→ **Task data**:
* * * *
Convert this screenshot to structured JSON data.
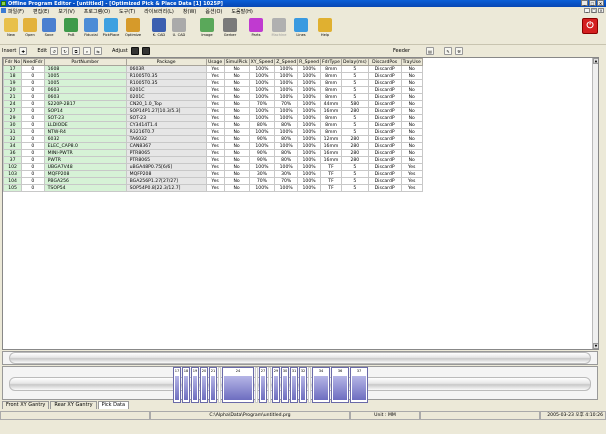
{
  "window": {
    "title": "Offline Program Editor - [untitled] - [Optimized Pick & Place Data [1] 1025P]",
    "controls": [
      "_",
      "□",
      "×"
    ]
  },
  "menu": [
    "파일(F)",
    "편집(E)",
    "보기(V)",
    "프로그램(O)",
    "도구(T)",
    "라이브러리(L)",
    "창(W)",
    "옵션(O)",
    "도움말(H)"
  ],
  "toolbar": [
    {
      "label": "New",
      "icon": "new-icon",
      "color": "#e8c04a"
    },
    {
      "label": "Open",
      "icon": "open-icon",
      "color": "#e3b23c"
    },
    {
      "label": "Save",
      "icon": "save-icon",
      "color": "#4a7fd0"
    },
    {
      "label": "PnB",
      "icon": "pnb-icon",
      "color": "#3f9a4a"
    },
    {
      "label": "Fiducial",
      "icon": "fiducial-icon",
      "color": "#4c8cd6"
    },
    {
      "label": "PickPlace",
      "icon": "pickplace-icon",
      "color": "#3ea0e0"
    },
    {
      "label": "Optimize",
      "icon": "optimize-icon",
      "color": "#d69a2a"
    },
    {
      "label": "K. CAD",
      "icon": "kcad-icon",
      "color": "#3c5fb0"
    },
    {
      "label": "U. CAD",
      "icon": "ucad-icon",
      "color": "#aaaaaa"
    },
    {
      "label": "Image",
      "icon": "image-icon",
      "color": "#5aa85a"
    },
    {
      "label": "Gerber",
      "icon": "gerber-icon",
      "color": "#7a7a7a"
    },
    {
      "label": "Parts",
      "icon": "parts-icon",
      "color": "#c03ad0"
    },
    {
      "label": "Machine",
      "icon": "machine-icon",
      "color": "#b0b0b0",
      "disabled": true
    },
    {
      "label": "Lines",
      "icon": "lines-icon",
      "color": "#3a9ae0"
    },
    {
      "label": "Help",
      "icon": "help-icon",
      "color": "#e0b030"
    }
  ],
  "subtoolbar": {
    "insert": "Insert",
    "edit": "Edit",
    "adjust": "Adjust",
    "feeder": "Feeder"
  },
  "table": {
    "columns": [
      "Fdr No",
      "NeedFdr",
      "PartNumber",
      "Package",
      "Usage",
      "SimulPick",
      "XY_Speed",
      "Z_Speed",
      "R_Speed",
      "FdrType",
      "Delay(ms)",
      "DiscardPos",
      "TrayUse"
    ],
    "rows": [
      [
        "17",
        "0",
        "1608",
        "0603R",
        "Yes",
        "No",
        "100%",
        "100%",
        "100%",
        "8mm",
        "5",
        "DiscardP",
        "No"
      ],
      [
        "18",
        "0",
        "1005",
        "R1005T0.35",
        "Yes",
        "No",
        "100%",
        "100%",
        "100%",
        "8mm",
        "5",
        "DiscardP",
        "No"
      ],
      [
        "19",
        "0",
        "1005",
        "R1005T0.35",
        "Yes",
        "No",
        "100%",
        "100%",
        "100%",
        "8mm",
        "5",
        "DiscardP",
        "No"
      ],
      [
        "20",
        "0",
        "0603",
        "0201C",
        "Yes",
        "No",
        "100%",
        "100%",
        "100%",
        "8mm",
        "5",
        "DiscardP",
        "No"
      ],
      [
        "21",
        "0",
        "0603",
        "0201C",
        "Yes",
        "No",
        "100%",
        "100%",
        "100%",
        "8mm",
        "5",
        "DiscardP",
        "No"
      ],
      [
        "24",
        "0",
        "S220P-2B17",
        "CN20_1.0_Top",
        "Yes",
        "No",
        "70%",
        "70%",
        "100%",
        "44mm",
        "580",
        "DiscardP",
        "No"
      ],
      [
        "27",
        "0",
        "SOP14",
        "SOP14P1.27[10.3/5.3]",
        "Yes",
        "No",
        "100%",
        "100%",
        "100%",
        "16mm",
        "280",
        "DiscardP",
        "No"
      ],
      [
        "29",
        "0",
        "SOT-23",
        "SOT-23",
        "Yes",
        "No",
        "100%",
        "100%",
        "100%",
        "8mm",
        "5",
        "DiscardP",
        "No"
      ],
      [
        "30",
        "0",
        "LLDIODE",
        "CY3414T1.4",
        "Yes",
        "No",
        "80%",
        "80%",
        "100%",
        "8mm",
        "5",
        "DiscardP",
        "No"
      ],
      [
        "31",
        "0",
        "NTW-R4",
        "R3216T0.7",
        "Yes",
        "No",
        "100%",
        "100%",
        "100%",
        "8mm",
        "5",
        "DiscardP",
        "No"
      ],
      [
        "32",
        "0",
        "6032",
        "TA6032",
        "Yes",
        "No",
        "90%",
        "80%",
        "100%",
        "12mm",
        "280",
        "DiscardP",
        "No"
      ],
      [
        "34",
        "0",
        "ELEC_CAP8.0",
        "CAN8367",
        "Yes",
        "No",
        "100%",
        "100%",
        "100%",
        "16mm",
        "280",
        "DiscardP",
        "No"
      ],
      [
        "36",
        "0",
        "MINI-PWTR",
        "PTR8065",
        "Yes",
        "No",
        "90%",
        "80%",
        "100%",
        "16mm",
        "280",
        "DiscardP",
        "No"
      ],
      [
        "37",
        "0",
        "PWTR",
        "PTR8065",
        "Yes",
        "No",
        "90%",
        "80%",
        "100%",
        "16mm",
        "280",
        "DiscardP",
        "No"
      ],
      [
        "102",
        "0",
        "UBGA7V48",
        "uBGA48P0.75[6/6]",
        "Yes",
        "No",
        "100%",
        "100%",
        "100%",
        "TF",
        "5",
        "DiscardP",
        "Yes"
      ],
      [
        "103",
        "0",
        "MQFP208",
        "MQFP208",
        "Yes",
        "No",
        "30%",
        "30%",
        "100%",
        "TF",
        "5",
        "DiscardP",
        "Yes"
      ],
      [
        "104",
        "0",
        "PBGA256",
        "BGA256P1.27[27/27]",
        "Yes",
        "No",
        "70%",
        "70%",
        "100%",
        "TF",
        "5",
        "DiscardP",
        "Yes"
      ],
      [
        "105",
        "0",
        "TSOP54",
        "SOP54P0.8[22.3/12.7]",
        "Yes",
        "No",
        "100%",
        "100%",
        "100%",
        "TF",
        "5",
        "DiscardP",
        "Yes"
      ]
    ]
  },
  "feeders": [
    "17",
    "18",
    "19",
    "20",
    "21",
    "24",
    "27",
    "29",
    "30",
    "31",
    "32",
    "34",
    "36",
    "37"
  ],
  "tabs": [
    {
      "label": "Front XY Gantry",
      "active": false
    },
    {
      "label": "Rear XY Gantry",
      "active": false
    },
    {
      "label": "Pick Data",
      "active": true
    }
  ],
  "status": {
    "path": "C:\\Alpha\\Data\\Program\\untitled.prg",
    "unit": "Unit : MM",
    "datetime": "2005-03-23 오후 4:10:26"
  }
}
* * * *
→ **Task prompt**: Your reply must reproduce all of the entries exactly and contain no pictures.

→ **Output for this task**:
Convert this screenshot to structured JSON data.
{
  "window": {
    "title": "Offline Program Editor - [untitled] - [Optimized Pick & Place Data [1] 1025P]",
    "controls": [
      "_",
      "□",
      "×"
    ]
  },
  "menu": [
    "파일(F)",
    "편집(E)",
    "보기(V)",
    "프로그램(O)",
    "도구(T)",
    "라이브러리(L)",
    "창(W)",
    "옵션(O)",
    "도움말(H)"
  ],
  "toolbar": [
    {
      "label": "New",
      "icon": "new-icon",
      "color": "#e8c04a"
    },
    {
      "label": "Open",
      "icon": "open-icon",
      "color": "#e3b23c"
    },
    {
      "label": "Save",
      "icon": "save-icon",
      "color": "#4a7fd0"
    },
    {
      "label": "PnB",
      "icon": "pnb-icon",
      "color": "#3f9a4a"
    },
    {
      "label": "Fiducial",
      "icon": "fiducial-icon",
      "color": "#4c8cd6"
    },
    {
      "label": "PickPlace",
      "icon": "pickplace-icon",
      "color": "#3ea0e0"
    },
    {
      "label": "Optimize",
      "icon": "optimize-icon",
      "color": "#d69a2a"
    },
    {
      "label": "K. CAD",
      "icon": "kcad-icon",
      "color": "#3c5fb0"
    },
    {
      "label": "U. CAD",
      "icon": "ucad-icon",
      "color": "#aaaaaa"
    },
    {
      "label": "Image",
      "icon": "image-icon",
      "color": "#5aa85a"
    },
    {
      "label": "Gerber",
      "icon": "gerber-icon",
      "color": "#7a7a7a"
    },
    {
      "label": "Parts",
      "icon": "parts-icon",
      "color": "#c03ad0"
    },
    {
      "label": "Machine",
      "icon": "machine-icon",
      "color": "#b0b0b0",
      "disabled": true
    },
    {
      "label": "Lines",
      "icon": "lines-icon",
      "color": "#3a9ae0"
    },
    {
      "label": "Help",
      "icon": "help-icon",
      "color": "#e0b030"
    }
  ],
  "subtoolbar": {
    "insert": "Insert",
    "edit": "Edit",
    "adjust": "Adjust",
    "feeder": "Feeder"
  },
  "table": {
    "columns": [
      "Fdr No",
      "NeedFdr",
      "PartNumber",
      "Package",
      "Usage",
      "SimulPick",
      "XY_Speed",
      "Z_Speed",
      "R_Speed",
      "FdrType",
      "Delay(ms)",
      "DiscardPos",
      "TrayUse"
    ],
    "rows": [
      [
        "17",
        "0",
        "1608",
        "0603R",
        "Yes",
        "No",
        "100%",
        "100%",
        "100%",
        "8mm",
        "5",
        "DiscardP",
        "No"
      ],
      [
        "18",
        "0",
        "1005",
        "R1005T0.35",
        "Yes",
        "No",
        "100%",
        "100%",
        "100%",
        "8mm",
        "5",
        "DiscardP",
        "No"
      ],
      [
        "19",
        "0",
        "1005",
        "R1005T0.35",
        "Yes",
        "No",
        "100%",
        "100%",
        "100%",
        "8mm",
        "5",
        "DiscardP",
        "No"
      ],
      [
        "20",
        "0",
        "0603",
        "0201C",
        "Yes",
        "No",
        "100%",
        "100%",
        "100%",
        "8mm",
        "5",
        "DiscardP",
        "No"
      ],
      [
        "21",
        "0",
        "0603",
        "0201C",
        "Yes",
        "No",
        "100%",
        "100%",
        "100%",
        "8mm",
        "5",
        "DiscardP",
        "No"
      ],
      [
        "24",
        "0",
        "S220P-2B17",
        "CN20_1.0_Top",
        "Yes",
        "No",
        "70%",
        "70%",
        "100%",
        "44mm",
        "580",
        "DiscardP",
        "No"
      ],
      [
        "27",
        "0",
        "SOP14",
        "SOP14P1.27[10.3/5.3]",
        "Yes",
        "No",
        "100%",
        "100%",
        "100%",
        "16mm",
        "280",
        "DiscardP",
        "No"
      ],
      [
        "29",
        "0",
        "SOT-23",
        "SOT-23",
        "Yes",
        "No",
        "100%",
        "100%",
        "100%",
        "8mm",
        "5",
        "DiscardP",
        "No"
      ],
      [
        "30",
        "0",
        "LLDIODE",
        "CY3414T1.4",
        "Yes",
        "No",
        "80%",
        "80%",
        "100%",
        "8mm",
        "5",
        "DiscardP",
        "No"
      ],
      [
        "31",
        "0",
        "NTW-R4",
        "R3216T0.7",
        "Yes",
        "No",
        "100%",
        "100%",
        "100%",
        "8mm",
        "5",
        "DiscardP",
        "No"
      ],
      [
        "32",
        "0",
        "6032",
        "TA6032",
        "Yes",
        "No",
        "90%",
        "80%",
        "100%",
        "12mm",
        "280",
        "DiscardP",
        "No"
      ],
      [
        "34",
        "0",
        "ELEC_CAP8.0",
        "CAN8367",
        "Yes",
        "No",
        "100%",
        "100%",
        "100%",
        "16mm",
        "280",
        "DiscardP",
        "No"
      ],
      [
        "36",
        "0",
        "MINI-PWTR",
        "PTR8065",
        "Yes",
        "No",
        "90%",
        "80%",
        "100%",
        "16mm",
        "280",
        "DiscardP",
        "No"
      ],
      [
        "37",
        "0",
        "PWTR",
        "PTR8065",
        "Yes",
        "No",
        "90%",
        "80%",
        "100%",
        "16mm",
        "280",
        "DiscardP",
        "No"
      ],
      [
        "102",
        "0",
        "UBGA7V48",
        "uBGA48P0.75[6/6]",
        "Yes",
        "No",
        "100%",
        "100%",
        "100%",
        "TF",
        "5",
        "DiscardP",
        "Yes"
      ],
      [
        "103",
        "0",
        "MQFP208",
        "MQFP208",
        "Yes",
        "No",
        "30%",
        "30%",
        "100%",
        "TF",
        "5",
        "DiscardP",
        "Yes"
      ],
      [
        "104",
        "0",
        "PBGA256",
        "BGA256P1.27[27/27]",
        "Yes",
        "No",
        "70%",
        "70%",
        "100%",
        "TF",
        "5",
        "DiscardP",
        "Yes"
      ],
      [
        "105",
        "0",
        "TSOP54",
        "SOP54P0.8[22.3/12.7]",
        "Yes",
        "No",
        "100%",
        "100%",
        "100%",
        "TF",
        "5",
        "DiscardP",
        "Yes"
      ]
    ]
  },
  "feeders": [
    "17",
    "18",
    "19",
    "20",
    "21",
    "24",
    "27",
    "29",
    "30",
    "31",
    "32",
    "34",
    "36",
    "37"
  ],
  "tabs": [
    {
      "label": "Front XY Gantry",
      "active": false
    },
    {
      "label": "Rear XY Gantry",
      "active": false
    },
    {
      "label": "Pick Data",
      "active": true
    }
  ],
  "status": {
    "path": "C:\\Alpha\\Data\\Program\\untitled.prg",
    "unit": "Unit : MM",
    "datetime": "2005-03-23 오후 4:10:26"
  }
}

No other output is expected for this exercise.